## EXERCISE:
Reproduce the entries. Each one must match the original exactly.

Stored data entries
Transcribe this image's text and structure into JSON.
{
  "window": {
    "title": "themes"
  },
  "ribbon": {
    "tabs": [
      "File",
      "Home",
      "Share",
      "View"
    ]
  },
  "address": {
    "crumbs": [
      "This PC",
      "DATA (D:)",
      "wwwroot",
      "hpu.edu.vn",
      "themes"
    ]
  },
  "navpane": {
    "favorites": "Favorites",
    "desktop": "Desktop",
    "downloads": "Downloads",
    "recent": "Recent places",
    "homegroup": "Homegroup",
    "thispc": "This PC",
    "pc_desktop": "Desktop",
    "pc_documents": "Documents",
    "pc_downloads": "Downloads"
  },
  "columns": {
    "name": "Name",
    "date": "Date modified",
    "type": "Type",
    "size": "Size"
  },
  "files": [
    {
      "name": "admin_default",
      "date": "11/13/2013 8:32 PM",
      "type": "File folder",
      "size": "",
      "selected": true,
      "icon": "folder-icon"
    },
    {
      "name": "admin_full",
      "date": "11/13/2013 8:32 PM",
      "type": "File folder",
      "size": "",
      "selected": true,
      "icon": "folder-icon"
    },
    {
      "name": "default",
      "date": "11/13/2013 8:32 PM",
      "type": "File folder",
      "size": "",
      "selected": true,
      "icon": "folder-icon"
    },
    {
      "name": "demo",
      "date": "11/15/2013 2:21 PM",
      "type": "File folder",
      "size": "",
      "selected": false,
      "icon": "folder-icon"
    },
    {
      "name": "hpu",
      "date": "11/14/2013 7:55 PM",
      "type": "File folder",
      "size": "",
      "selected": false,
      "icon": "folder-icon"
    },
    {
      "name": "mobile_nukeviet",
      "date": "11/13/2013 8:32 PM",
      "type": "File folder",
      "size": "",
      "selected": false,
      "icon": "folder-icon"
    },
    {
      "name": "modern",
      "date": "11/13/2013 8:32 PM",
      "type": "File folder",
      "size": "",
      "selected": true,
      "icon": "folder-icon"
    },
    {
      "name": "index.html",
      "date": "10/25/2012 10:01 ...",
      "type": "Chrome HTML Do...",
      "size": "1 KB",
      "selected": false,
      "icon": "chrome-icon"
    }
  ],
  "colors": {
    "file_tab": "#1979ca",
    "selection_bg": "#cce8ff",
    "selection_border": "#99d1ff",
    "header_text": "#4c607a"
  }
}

## WRITTEN ANSWER:
Transcribe this image's text and structure into JSON.
{
  "window": {
    "title": "themes"
  },
  "ribbon": {
    "tabs": [
      "File",
      "Home",
      "Share",
      "View"
    ]
  },
  "address": {
    "crumbs": [
      "This PC",
      "DATA (D:)",
      "wwwroot",
      "hpu.edu.vn",
      "themes"
    ]
  },
  "navpane": {
    "favorites": "Favorites",
    "desktop": "Desktop",
    "downloads": "Downloads",
    "recent": "Recent places",
    "homegroup": "Homegroup",
    "thispc": "This PC",
    "pc_desktop": "Desktop",
    "pc_documents": "Documents",
    "pc_downloads": "Downloads"
  },
  "columns": {
    "name": "Name",
    "date": "Date modified",
    "type": "Type",
    "size": "Size"
  },
  "files": [
    {
      "name": "admin_default",
      "date": "11/13/2013 8:32 PM",
      "type": "File folder",
      "size": "",
      "selected": true,
      "icon": "folder-icon"
    },
    {
      "name": "admin_full",
      "date": "11/13/2013 8:32 PM",
      "type": "File folder",
      "size": "",
      "selected": true,
      "icon": "folder-icon"
    },
    {
      "name": "default",
      "date": "11/13/2013 8:32 PM",
      "type": "File folder",
      "size": "",
      "selected": true,
      "icon": "folder-icon"
    },
    {
      "name": "demo",
      "date": "11/15/2013 2:21 PM",
      "type": "File folder",
      "size": "",
      "selected": false,
      "icon": "folder-icon"
    },
    {
      "name": "hpu",
      "date": "11/14/2013 7:55 PM",
      "type": "File folder",
      "size": "",
      "selected": false,
      "icon": "folder-icon"
    },
    {
      "name": "mobile_nukeviet",
      "date": "11/13/2013 8:32 PM",
      "type": "File folder",
      "size": "",
      "selected": false,
      "icon": "folder-icon"
    },
    {
      "name": "modern",
      "date": "11/13/2013 8:32 PM",
      "type": "File folder",
      "size": "",
      "selected": true,
      "icon": "folder-icon"
    },
    {
      "name": "index.html",
      "date": "10/25/2012 10:01 ...",
      "type": "Chrome HTML Do...",
      "size": "1 KB",
      "selected": false,
      "icon": "chrome-icon"
    }
  ],
  "colors": {
    "file_tab": "#1979ca",
    "selection_bg": "#cce8ff",
    "selection_border": "#99d1ff",
    "header_text": "#4c607a"
  }
}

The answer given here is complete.